(Data extracted from a collection)
══════════════════════════════
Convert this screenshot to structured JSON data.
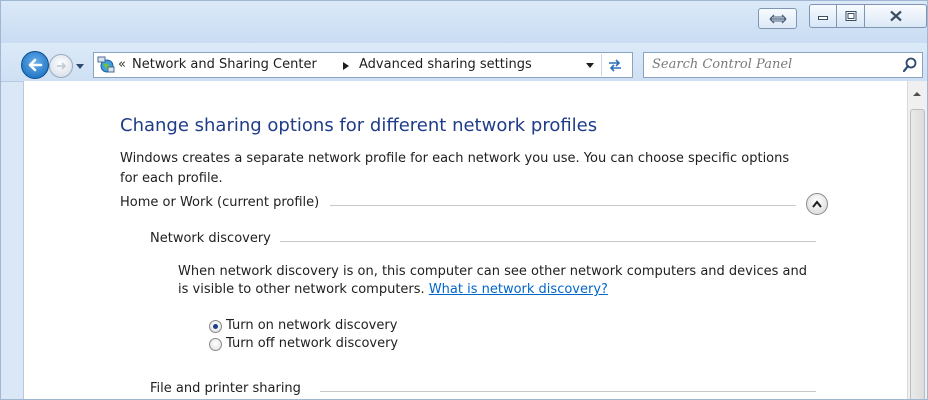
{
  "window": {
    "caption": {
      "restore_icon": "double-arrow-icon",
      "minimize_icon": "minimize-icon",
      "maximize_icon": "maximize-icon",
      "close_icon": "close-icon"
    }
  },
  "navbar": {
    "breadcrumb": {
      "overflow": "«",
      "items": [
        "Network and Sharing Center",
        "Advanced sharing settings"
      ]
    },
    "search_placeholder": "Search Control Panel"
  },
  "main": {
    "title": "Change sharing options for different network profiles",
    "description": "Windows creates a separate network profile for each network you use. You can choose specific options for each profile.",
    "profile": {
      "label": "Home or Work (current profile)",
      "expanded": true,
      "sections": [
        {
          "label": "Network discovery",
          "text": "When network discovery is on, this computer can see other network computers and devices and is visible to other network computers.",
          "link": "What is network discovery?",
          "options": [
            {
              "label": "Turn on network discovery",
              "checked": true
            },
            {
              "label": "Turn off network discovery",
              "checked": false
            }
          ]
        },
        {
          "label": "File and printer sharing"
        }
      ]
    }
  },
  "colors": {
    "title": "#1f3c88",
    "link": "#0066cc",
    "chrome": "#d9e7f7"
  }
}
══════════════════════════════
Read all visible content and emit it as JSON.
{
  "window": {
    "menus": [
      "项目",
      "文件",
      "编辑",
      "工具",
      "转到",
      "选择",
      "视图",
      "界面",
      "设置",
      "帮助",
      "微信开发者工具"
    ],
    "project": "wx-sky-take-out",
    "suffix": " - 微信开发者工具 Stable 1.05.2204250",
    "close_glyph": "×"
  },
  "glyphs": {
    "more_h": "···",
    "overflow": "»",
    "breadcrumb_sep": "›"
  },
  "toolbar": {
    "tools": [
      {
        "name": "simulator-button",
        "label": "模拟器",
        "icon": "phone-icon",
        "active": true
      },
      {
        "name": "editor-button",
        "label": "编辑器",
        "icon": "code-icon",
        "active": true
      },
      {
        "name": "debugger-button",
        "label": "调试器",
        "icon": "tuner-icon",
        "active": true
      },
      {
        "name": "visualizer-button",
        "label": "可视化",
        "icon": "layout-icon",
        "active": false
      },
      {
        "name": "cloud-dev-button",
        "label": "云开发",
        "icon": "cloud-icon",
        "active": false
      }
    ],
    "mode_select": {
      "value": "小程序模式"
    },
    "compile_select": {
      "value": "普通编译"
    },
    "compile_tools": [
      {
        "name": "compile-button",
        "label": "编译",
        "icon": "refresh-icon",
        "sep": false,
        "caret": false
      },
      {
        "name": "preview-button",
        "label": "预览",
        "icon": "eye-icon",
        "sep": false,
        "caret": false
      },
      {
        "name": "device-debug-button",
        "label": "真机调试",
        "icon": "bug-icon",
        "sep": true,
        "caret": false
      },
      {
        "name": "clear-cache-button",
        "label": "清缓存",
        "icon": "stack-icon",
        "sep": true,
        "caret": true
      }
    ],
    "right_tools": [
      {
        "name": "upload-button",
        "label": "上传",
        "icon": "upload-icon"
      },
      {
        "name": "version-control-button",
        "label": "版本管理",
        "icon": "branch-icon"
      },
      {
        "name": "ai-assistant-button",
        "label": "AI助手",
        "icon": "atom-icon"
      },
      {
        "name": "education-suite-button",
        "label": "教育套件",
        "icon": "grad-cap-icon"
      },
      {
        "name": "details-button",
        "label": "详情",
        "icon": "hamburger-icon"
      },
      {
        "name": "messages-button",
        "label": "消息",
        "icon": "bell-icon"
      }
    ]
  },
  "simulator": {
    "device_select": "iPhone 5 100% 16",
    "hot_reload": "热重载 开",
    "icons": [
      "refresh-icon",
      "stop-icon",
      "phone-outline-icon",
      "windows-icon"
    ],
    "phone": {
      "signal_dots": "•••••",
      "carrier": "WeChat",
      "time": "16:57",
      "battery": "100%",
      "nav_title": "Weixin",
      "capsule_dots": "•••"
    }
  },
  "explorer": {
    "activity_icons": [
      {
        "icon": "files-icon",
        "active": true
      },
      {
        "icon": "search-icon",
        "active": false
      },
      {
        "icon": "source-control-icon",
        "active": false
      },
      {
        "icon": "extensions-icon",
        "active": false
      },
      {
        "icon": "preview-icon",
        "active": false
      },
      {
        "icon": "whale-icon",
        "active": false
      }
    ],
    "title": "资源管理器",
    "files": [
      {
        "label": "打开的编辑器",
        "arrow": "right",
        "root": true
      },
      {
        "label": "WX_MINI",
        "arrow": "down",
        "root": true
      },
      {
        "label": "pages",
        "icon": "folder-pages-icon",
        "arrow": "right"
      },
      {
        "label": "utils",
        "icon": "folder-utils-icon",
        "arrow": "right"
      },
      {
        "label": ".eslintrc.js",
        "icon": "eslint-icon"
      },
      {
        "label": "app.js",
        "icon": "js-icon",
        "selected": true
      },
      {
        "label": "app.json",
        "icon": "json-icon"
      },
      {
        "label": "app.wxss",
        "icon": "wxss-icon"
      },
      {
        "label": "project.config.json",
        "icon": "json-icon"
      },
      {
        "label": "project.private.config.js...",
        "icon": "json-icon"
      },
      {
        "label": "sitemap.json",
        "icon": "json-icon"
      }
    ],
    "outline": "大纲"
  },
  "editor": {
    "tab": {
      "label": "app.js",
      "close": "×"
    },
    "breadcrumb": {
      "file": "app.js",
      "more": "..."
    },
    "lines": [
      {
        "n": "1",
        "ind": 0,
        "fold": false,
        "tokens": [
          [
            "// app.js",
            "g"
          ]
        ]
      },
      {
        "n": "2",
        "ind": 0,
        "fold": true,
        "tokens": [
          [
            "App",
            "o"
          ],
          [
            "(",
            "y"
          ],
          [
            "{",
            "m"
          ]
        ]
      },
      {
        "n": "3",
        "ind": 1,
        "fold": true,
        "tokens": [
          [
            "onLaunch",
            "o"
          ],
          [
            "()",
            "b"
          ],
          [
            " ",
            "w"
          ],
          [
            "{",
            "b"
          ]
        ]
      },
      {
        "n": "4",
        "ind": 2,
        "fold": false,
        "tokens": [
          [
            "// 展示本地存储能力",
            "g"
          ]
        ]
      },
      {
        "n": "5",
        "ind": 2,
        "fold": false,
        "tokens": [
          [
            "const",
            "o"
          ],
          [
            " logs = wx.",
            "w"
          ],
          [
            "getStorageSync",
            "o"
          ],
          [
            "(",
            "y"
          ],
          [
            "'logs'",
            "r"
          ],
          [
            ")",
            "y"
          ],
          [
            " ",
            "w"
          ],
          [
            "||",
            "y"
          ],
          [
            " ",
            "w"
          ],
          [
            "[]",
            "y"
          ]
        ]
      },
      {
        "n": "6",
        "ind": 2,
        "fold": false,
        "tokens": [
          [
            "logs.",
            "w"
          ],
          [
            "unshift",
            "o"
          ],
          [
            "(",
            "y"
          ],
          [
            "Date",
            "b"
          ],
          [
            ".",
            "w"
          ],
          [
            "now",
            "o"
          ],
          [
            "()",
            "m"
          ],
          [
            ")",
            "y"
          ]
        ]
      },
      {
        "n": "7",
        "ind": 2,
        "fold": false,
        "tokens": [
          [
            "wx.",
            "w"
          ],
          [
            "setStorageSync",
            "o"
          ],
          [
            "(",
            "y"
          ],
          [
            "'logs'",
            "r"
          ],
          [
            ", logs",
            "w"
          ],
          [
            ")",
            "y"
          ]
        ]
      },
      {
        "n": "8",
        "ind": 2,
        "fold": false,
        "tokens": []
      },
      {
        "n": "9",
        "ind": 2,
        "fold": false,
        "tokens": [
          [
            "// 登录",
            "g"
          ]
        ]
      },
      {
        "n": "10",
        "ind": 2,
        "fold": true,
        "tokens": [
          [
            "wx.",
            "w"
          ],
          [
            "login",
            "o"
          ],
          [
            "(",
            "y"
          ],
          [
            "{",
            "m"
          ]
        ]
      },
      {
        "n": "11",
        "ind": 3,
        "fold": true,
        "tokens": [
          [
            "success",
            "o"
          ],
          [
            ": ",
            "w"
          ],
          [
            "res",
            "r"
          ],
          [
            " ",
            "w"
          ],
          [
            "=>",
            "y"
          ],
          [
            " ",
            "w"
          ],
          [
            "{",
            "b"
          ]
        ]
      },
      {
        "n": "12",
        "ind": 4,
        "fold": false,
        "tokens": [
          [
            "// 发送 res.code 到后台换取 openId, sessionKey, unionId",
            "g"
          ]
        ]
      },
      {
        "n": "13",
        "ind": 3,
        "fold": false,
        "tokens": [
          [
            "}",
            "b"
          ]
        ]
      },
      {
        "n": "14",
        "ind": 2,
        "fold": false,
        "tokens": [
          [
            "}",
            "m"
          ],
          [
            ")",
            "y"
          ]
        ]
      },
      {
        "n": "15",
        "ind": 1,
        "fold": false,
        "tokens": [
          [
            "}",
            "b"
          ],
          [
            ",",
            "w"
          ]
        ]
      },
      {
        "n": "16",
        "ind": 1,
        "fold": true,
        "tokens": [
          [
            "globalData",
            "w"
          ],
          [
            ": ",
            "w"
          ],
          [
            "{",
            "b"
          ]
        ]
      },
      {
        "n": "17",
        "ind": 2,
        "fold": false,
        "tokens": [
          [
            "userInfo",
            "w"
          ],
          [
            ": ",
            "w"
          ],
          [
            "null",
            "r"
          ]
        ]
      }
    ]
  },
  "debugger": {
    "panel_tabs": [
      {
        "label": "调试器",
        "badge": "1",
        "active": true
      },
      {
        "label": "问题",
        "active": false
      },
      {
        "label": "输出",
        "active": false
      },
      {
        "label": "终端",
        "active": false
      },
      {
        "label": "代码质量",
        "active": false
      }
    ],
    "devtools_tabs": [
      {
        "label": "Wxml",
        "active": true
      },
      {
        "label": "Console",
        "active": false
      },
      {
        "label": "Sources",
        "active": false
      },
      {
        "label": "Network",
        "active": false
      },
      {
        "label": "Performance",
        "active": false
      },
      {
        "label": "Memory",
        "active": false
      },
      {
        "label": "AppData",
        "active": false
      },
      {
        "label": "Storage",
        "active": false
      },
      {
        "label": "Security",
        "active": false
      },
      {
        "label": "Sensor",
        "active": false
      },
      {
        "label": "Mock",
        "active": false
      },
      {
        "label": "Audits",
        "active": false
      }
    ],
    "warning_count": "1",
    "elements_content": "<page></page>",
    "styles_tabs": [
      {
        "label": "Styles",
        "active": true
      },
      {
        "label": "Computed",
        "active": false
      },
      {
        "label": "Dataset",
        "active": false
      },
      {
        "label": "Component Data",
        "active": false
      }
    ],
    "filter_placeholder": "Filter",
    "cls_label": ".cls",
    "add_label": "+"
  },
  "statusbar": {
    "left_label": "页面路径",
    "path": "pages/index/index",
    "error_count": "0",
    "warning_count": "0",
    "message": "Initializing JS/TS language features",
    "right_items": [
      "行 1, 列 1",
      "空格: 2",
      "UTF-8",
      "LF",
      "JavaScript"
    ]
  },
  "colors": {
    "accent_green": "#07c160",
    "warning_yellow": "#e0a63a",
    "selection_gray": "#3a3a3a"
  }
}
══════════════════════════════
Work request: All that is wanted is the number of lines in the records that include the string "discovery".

Task result: 5